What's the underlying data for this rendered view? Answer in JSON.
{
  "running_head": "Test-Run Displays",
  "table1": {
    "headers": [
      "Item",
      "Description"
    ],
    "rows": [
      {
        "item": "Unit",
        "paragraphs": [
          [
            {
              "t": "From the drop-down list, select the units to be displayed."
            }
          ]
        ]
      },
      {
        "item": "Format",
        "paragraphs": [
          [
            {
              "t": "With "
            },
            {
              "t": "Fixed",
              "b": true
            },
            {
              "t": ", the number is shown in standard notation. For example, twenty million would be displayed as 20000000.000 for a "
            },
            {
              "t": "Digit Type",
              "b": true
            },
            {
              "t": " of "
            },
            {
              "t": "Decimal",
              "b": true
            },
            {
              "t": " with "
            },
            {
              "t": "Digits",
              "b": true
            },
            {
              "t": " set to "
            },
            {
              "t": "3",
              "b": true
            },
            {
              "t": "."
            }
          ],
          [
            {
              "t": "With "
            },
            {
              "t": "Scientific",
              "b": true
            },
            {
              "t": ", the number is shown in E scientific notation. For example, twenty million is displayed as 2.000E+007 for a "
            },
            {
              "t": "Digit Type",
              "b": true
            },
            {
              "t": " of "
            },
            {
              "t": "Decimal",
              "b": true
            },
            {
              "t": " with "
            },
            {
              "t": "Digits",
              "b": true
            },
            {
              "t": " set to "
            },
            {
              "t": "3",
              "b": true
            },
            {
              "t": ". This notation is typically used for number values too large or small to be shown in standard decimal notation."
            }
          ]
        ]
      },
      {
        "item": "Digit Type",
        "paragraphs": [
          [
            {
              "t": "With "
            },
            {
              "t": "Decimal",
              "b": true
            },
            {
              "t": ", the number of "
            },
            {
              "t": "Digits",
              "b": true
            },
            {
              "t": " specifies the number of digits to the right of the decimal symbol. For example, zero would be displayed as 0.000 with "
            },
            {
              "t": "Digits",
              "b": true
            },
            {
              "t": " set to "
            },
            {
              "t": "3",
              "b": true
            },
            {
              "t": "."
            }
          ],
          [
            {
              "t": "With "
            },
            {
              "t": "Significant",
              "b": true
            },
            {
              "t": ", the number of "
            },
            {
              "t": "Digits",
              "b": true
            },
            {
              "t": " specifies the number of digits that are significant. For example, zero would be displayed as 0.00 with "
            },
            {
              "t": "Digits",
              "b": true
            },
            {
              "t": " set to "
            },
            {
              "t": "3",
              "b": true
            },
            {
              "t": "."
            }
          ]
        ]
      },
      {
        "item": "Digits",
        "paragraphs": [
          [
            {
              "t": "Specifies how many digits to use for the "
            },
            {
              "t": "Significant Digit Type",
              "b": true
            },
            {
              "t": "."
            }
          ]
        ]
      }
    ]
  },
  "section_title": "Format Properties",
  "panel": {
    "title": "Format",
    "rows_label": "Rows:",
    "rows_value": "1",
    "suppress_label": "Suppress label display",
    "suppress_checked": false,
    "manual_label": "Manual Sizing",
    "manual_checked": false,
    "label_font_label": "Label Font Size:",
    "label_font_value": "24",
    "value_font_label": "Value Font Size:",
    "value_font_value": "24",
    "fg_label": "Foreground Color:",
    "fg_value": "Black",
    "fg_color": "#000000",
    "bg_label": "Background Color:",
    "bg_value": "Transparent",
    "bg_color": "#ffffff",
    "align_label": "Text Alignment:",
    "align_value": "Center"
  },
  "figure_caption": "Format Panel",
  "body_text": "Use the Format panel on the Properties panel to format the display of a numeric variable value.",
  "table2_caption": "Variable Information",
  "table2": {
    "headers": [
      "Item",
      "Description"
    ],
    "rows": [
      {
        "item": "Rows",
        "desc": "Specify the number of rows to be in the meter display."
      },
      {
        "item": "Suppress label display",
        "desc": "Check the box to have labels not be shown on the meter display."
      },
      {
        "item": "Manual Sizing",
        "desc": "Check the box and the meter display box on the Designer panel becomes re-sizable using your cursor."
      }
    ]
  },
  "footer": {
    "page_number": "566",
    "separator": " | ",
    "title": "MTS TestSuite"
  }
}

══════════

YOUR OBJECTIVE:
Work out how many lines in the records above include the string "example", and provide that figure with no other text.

RESPONSE AREA:
4